“Dr Anderson brought the pills and said he would be back the next day, he would either find me better or gone. Overnight my temperature went down from a dangerous level to high and I slept normally for the first time for four days.
“I remember my mother telling someone that the doctor didn’t even charge for his visits which was such a relief to my parents.
“Six years later the cost of the doctor and medicine became free for all.”
Ann started training to be a nurse at Stanmore Orthopaedic Hospital when she was 17, transferring after two years to the Royal Free Hospital, London. Instead of completing her training, she got married and lived an exciting life making a home for her family in the various overseas locations to which her husband’s job took them.
On her 40th birthday, after both her children had left home, she restarted her training and became a State Registered Nurse, now a Registered General Nurse. She now works for the NHS as a lay consultant.
NOTES TO EDITORS:
NHS Southern Derbyshire CCG represents 57 GP practices and is one of four clinical commissioning groups in the county responsible for the healthcare of people in Derbyshire.
On 5 July 1948, the NHS took control of 480,000 hospital beds in England and Wales.
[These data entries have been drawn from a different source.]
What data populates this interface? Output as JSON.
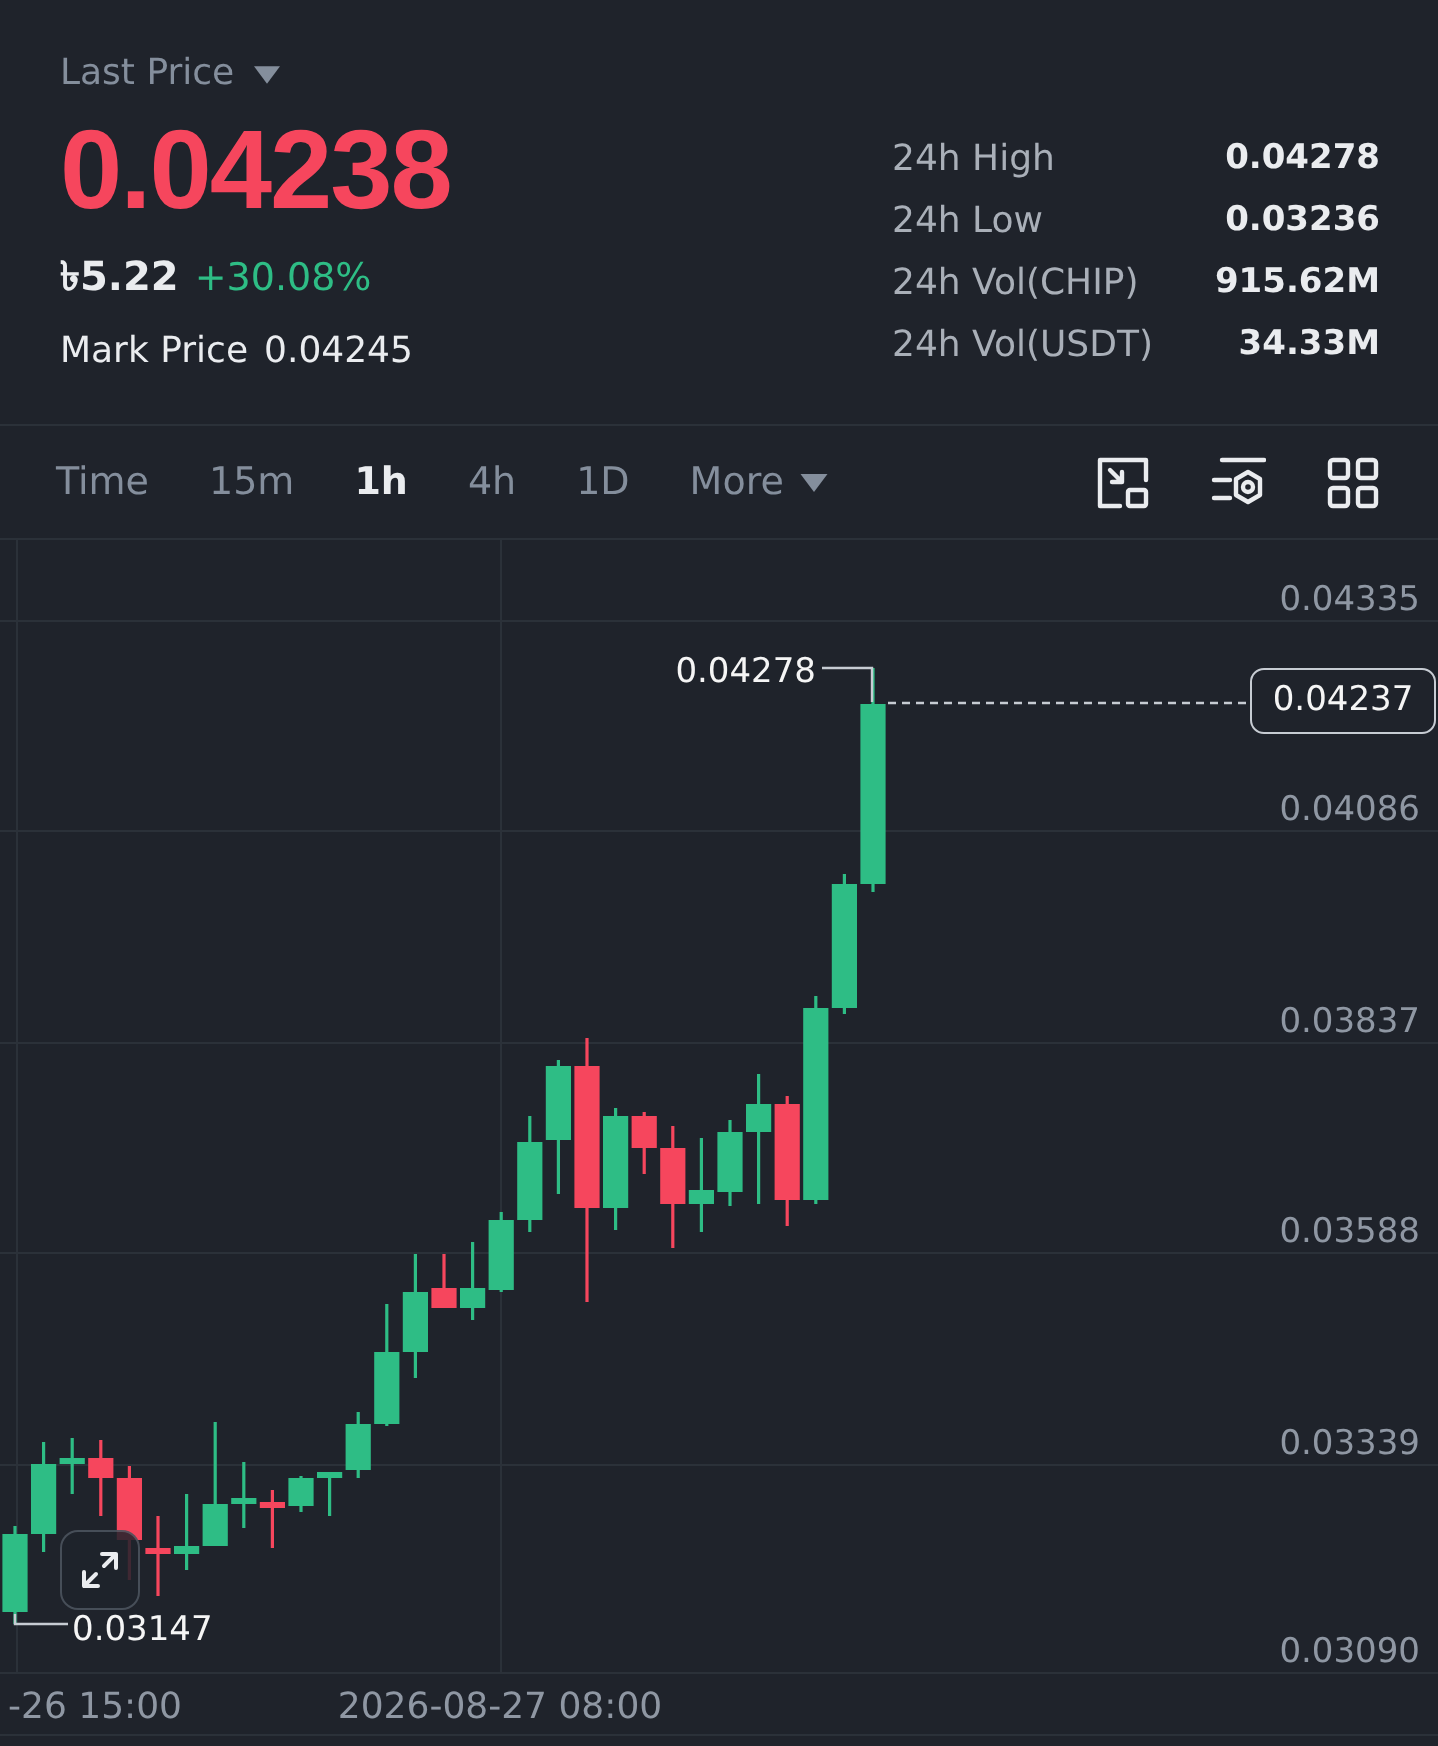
{
  "header": {
    "price_type": {
      "label": "Last Price"
    },
    "last_price": {
      "value": "0.04238",
      "rising": false
    },
    "fiat_price": "৳5.22",
    "change": {
      "value": "+30.08%",
      "rising": true
    },
    "mark_price": {
      "label": "Mark Price",
      "value": "0.04245"
    },
    "stats": [
      {
        "label": "24h High",
        "value": "0.04278"
      },
      {
        "label": "24h Low",
        "value": "0.03236"
      },
      {
        "label": "24h Vol(CHIP)",
        "value": "915.62M"
      },
      {
        "label": "24h Vol(USDT)",
        "value": "34.33M"
      }
    ]
  },
  "interval_bar": {
    "intervals": [
      {
        "label": "Time",
        "kind": "interval",
        "selected": false
      },
      {
        "label": "15m",
        "kind": "interval",
        "selected": false
      },
      {
        "label": "1h",
        "kind": "interval",
        "selected": true
      },
      {
        "label": "4h",
        "kind": "interval",
        "selected": false
      },
      {
        "label": "1D",
        "kind": "interval",
        "selected": false
      },
      {
        "label": "More",
        "kind": "menu",
        "selected": false
      }
    ]
  },
  "chart": {
    "price_axis": [
      "0.04335",
      "0.04086",
      "0.03837",
      "0.03588",
      "0.03339",
      "0.03090"
    ],
    "time_axis": [
      "-26 15:00",
      "2026-08-27 08:00"
    ],
    "high_marker": "0.04278",
    "low_marker": "0.03147",
    "current_price": "0.04237"
  }
}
An estimated 125,000 nurses and 5,000 consultants were available to care for hospital patients.
The NHS Act, brought before Parliament in 1946, was created as part of a social welfare policy under Clement Atlee’s Labour government which aimed to provide universal and free benefits to all those in need.
The service was based on recommendations in the 1942 Beveridge report which called for a state welfare system.
The principle of the NHS was to provide a comprehensive service funded by taxation, available to all and free at the time of need.
With continued food rationing, a housing shortage, spiralling tuberculosis death rates and on the back of an exceptionally severe winter, the inception of a welfare state could not have come at a better time for post-war Britain.
In its first year, the NHS cost £248m to run, almost £140m more than had been originally estimated.
Charles Malkin, Communications Officer
Tel: 01246 514971/07450 014496